In bee-keeping, growing of viands, vegetables, fresh fruits, and basic cattle feeds, including pangola grass the same can be stated as well as concerning Cuban forestry and lumber.

As for mining, iron, copper, manganese, chromium, nickel, zinc, lead, tungsten, gold, silver and even non-metallic minerals such as gypsum, barite, asbestos, antimony and deposits such as petroleum and naptha whose development was just starting.

In many of these Cuba offered no rush of wealth but it had launched well organized, admirably administered and worked centers which augured well for the future. And statistics reveal beyond a doubt that by the eradication of our democratic Republic and with the communist take-over Cuba lost the balance of progressive gains which often surprised foreigners and no doubt awakened the envy of many and the cupidity of the Reds. For Russia knew very well what stupid and treacherous Fidel Castro was up to, what he was giving them, urged on by political ambition and hunger for notoriety, helping himself to other men’s hard earned benefits.

Swiss banks now shelter his rapacity, and the games he plays with everything a whole nation developed are crying to heaven for vengeance. Cuba has in Fidel Castro the most extreme example of a monster unsurpassed in the New World and aided and abetted by Russia, another land in producing these abortions of nature; the most recent being Stalin and Khrushchev, just as German produced its Adolf Hitler.

One of the most prosperous measures taken by the Republican government was the early establishment of its monetary system and the definite organization of banking. Some experiences thoroughly impressed the country, including the bank crack after World War I. A book entitled “Problems in New Cuba” includes careful study by the Foreign Policy Association with references from the country’s best sources of economy, official as well as those in other political parties.

Dr. Leopoldo Cancio Luna, professor of economy at Havana University and Secretary of the Treasury during the government of General Mario G. Menocal created the bank system which became law October 29th 1914, based on the gold standard whose unit was the 1.6718 gram/peso and 1.5046 gold bullion, retaining the right to mint, unspecified limitation where gold coins were concerned, 12 million pesos in silver, and sums to be periodically fixed by the Executive in nickel coins.

It was established that Cuban and United States currency would be sole legal tender and by virtue of accumulated reserves Cuban became firmly on a par with U.S. currency. The circulation of Spanish and French currency was eliminated with details on how to liquidate any sums pending payment in those or any other values.

Important foreign banks operated in Cuba with great success; it was indispensable to organize Cuba’s national bank and this was achieved as a result of the 1940 Constitution, establishing a new and reliable institution giving Cuban currency greater strength and opening new credits.

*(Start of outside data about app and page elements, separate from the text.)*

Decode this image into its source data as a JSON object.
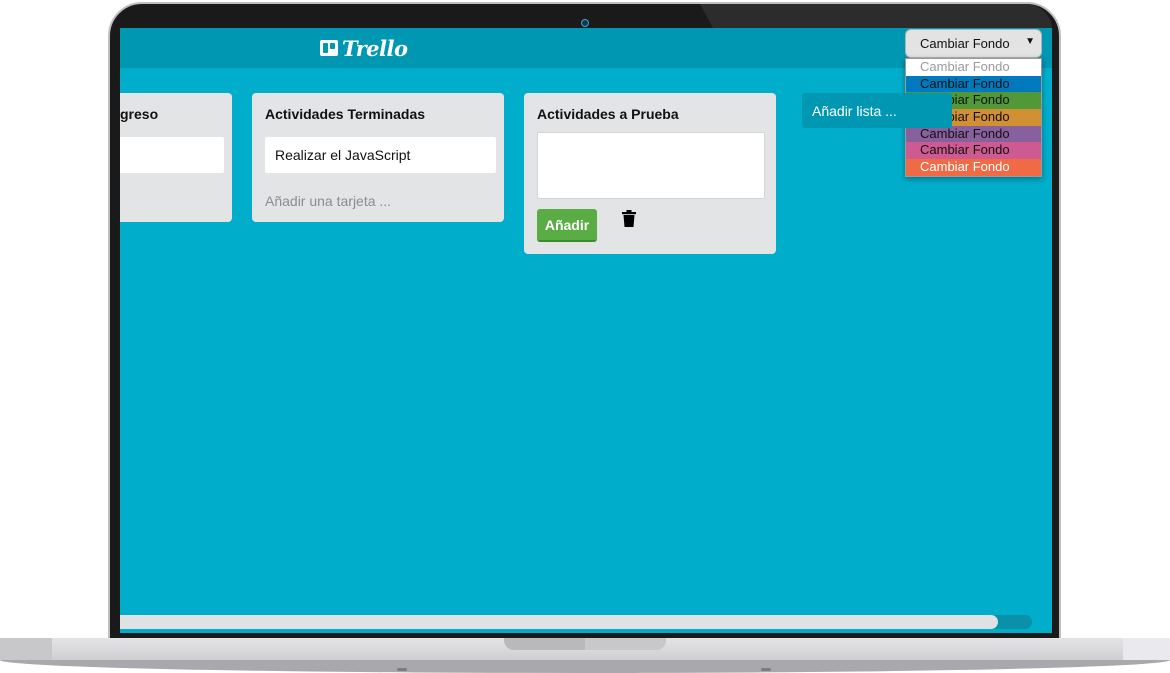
{
  "app": {
    "logo_text": "Trello"
  },
  "background_picker": {
    "selected": "Cambiar Fondo",
    "options": [
      {
        "label": "Cambiar Fondo",
        "bg": "#ffffff",
        "color": "#9a9a9a"
      },
      {
        "label": "Cambiar Fondo",
        "bg": "#0079bf",
        "color": "#111111"
      },
      {
        "label": "Cambiar Fondo",
        "bg": "#519839",
        "color": "#111111"
      },
      {
        "label": "Cambiar Fondo",
        "bg": "#d29034",
        "color": "#111111"
      },
      {
        "label": "Cambiar Fondo",
        "bg": "#89609e",
        "color": "#111111"
      },
      {
        "label": "Cambiar Fondo",
        "bg": "#cd5a91",
        "color": "#111111"
      },
      {
        "label": "Cambiar Fondo",
        "bg": "#f06a46",
        "color": "#ffffff"
      }
    ]
  },
  "lists": [
    {
      "title": "greso",
      "cards": [
        ""
      ],
      "add_card_label": ""
    },
    {
      "title": "Actividades Terminadas",
      "cards": [
        "Realizar el JavaScript"
      ],
      "add_card_label": "Añadir una tarjeta ..."
    },
    {
      "title": "Actividades a Prueba",
      "cards": [],
      "add_button_label": "Añadir",
      "trash_icon": "trash-icon"
    }
  ],
  "add_list_label": "Añadir lista ...",
  "colors": {
    "board_bg": "#00aecc",
    "header_bg": "#0097b2",
    "add_button": "#5aac44"
  }
}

The Cuban National Bank gained great prestige and furthered the creation of other activities such as the Cuban Bank for Agricultural and Industrial Development; the Bank for Economic and Social Development; the Cuban National Financial Bank and the Foreign Commerce Bank, all devoted admirably and efficiently to widening economic and mercantile activities, giving strength to varied enterprises.

Cuba’s economic stimulus reached the highest peak of the post-war period in 1957 facilitating further progress and it is remarkable how well the government laid the technical foundation for such important improvements as public works, quick relief of unemployment, considerable increases in agricultural production for internal consumption and the expansion of some branches of industry. This supposed increases in national debt but it is much to be regretted political happenings did not allow the plan to evolve, denying us even more definite gains which would have spread out Cuba’s economic future.

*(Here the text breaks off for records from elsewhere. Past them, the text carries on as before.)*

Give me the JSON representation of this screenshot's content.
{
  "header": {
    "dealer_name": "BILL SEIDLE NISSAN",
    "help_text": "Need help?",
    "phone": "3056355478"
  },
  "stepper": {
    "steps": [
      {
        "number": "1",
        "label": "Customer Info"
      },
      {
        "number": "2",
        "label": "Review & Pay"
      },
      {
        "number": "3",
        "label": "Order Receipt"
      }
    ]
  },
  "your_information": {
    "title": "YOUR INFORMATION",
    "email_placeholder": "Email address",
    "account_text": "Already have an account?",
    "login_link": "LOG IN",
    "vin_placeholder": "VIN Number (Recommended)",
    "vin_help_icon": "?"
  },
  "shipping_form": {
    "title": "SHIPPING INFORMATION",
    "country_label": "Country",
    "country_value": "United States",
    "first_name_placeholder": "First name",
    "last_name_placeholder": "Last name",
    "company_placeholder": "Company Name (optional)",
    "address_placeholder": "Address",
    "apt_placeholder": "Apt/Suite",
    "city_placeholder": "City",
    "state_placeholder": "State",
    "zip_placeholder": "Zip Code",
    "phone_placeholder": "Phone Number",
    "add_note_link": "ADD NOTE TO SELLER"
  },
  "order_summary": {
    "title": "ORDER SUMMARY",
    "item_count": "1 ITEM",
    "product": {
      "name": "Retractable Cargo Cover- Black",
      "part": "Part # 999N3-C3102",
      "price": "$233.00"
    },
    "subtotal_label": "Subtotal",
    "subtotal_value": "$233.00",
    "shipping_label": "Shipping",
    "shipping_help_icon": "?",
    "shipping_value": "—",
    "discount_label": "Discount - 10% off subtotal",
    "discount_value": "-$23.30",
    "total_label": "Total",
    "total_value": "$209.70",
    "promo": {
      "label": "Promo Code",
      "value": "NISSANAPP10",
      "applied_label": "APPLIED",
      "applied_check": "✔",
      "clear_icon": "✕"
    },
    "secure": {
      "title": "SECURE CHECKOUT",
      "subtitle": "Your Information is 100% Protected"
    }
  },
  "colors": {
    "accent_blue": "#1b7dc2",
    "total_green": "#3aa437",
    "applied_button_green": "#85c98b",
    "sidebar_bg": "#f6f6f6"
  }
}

Scanned from the book Album Azul de Cuba, compiled and edited in exile

by Aurelio Garcia Dulzaides in Miami Florida in 1965.